Entries shown ::
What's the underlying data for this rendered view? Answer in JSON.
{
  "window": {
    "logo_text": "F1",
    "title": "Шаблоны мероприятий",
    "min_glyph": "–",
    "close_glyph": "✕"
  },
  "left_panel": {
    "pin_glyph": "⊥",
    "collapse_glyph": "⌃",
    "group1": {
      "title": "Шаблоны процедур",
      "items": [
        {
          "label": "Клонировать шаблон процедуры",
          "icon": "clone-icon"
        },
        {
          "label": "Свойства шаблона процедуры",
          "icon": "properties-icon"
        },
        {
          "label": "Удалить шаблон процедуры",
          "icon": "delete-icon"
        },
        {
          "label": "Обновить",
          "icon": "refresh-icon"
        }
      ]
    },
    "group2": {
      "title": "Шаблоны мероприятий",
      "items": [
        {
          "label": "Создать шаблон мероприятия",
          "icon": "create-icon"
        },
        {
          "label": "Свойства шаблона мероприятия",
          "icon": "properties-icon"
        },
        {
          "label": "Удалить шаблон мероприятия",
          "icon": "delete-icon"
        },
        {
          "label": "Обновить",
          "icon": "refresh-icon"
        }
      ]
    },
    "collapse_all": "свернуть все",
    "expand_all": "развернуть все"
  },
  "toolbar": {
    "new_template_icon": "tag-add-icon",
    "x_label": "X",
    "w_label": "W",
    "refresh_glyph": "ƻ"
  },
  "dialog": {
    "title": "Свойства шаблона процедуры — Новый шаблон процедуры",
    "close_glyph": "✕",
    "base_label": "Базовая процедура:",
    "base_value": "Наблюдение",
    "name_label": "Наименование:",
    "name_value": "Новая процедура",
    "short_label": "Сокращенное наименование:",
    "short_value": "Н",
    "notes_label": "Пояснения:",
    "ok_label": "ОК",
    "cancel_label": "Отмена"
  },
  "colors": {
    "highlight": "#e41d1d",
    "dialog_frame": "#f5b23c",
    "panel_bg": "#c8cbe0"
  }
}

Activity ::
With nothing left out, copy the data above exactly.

Response below ::
What's the underlying data for this rendered view? Answer in JSON.
{
  "window": {
    "logo_text": "F1",
    "title": "Шаблоны мероприятий",
    "min_glyph": "–",
    "close_glyph": "✕"
  },
  "left_panel": {
    "pin_glyph": "⊥",
    "collapse_glyph": "⌃",
    "group1": {
      "title": "Шаблоны процедур",
      "items": [
        {
          "label": "Клонировать шаблон процедуры",
          "icon": "clone-icon"
        },
        {
          "label": "Свойства шаблона процедуры",
          "icon": "properties-icon"
        },
        {
          "label": "Удалить шаблон процедуры",
          "icon": "delete-icon"
        },
        {
          "label": "Обновить",
          "icon": "refresh-icon"
        }
      ]
    },
    "group2": {
      "title": "Шаблоны мероприятий",
      "items": [
        {
          "label": "Создать шаблон мероприятия",
          "icon": "create-icon"
        },
        {
          "label": "Свойства шаблона мероприятия",
          "icon": "properties-icon"
        },
        {
          "label": "Удалить шаблон мероприятия",
          "icon": "delete-icon"
        },
        {
          "label": "Обновить",
          "icon": "refresh-icon"
        }
      ]
    },
    "collapse_all": "свернуть все",
    "expand_all": "развернуть все"
  },
  "toolbar": {
    "new_template_icon": "tag-add-icon",
    "x_label": "X",
    "w_label": "W",
    "refresh_glyph": "ƻ"
  },
  "dialog": {
    "title": "Свойства шаблона процедуры — Новый шаблон процедуры",
    "close_glyph": "✕",
    "base_label": "Базовая процедура:",
    "base_value": "Наблюдение",
    "name_label": "Наименование:",
    "name_value": "Новая процедура",
    "short_label": "Сокращенное наименование:",
    "short_value": "Н",
    "notes_label": "Пояснения:",
    "ok_label": "ОК",
    "cancel_label": "Отмена"
  },
  "colors": {
    "highlight": "#e41d1d",
    "dialog_frame": "#f5b23c",
    "panel_bg": "#c8cbe0"
  }
}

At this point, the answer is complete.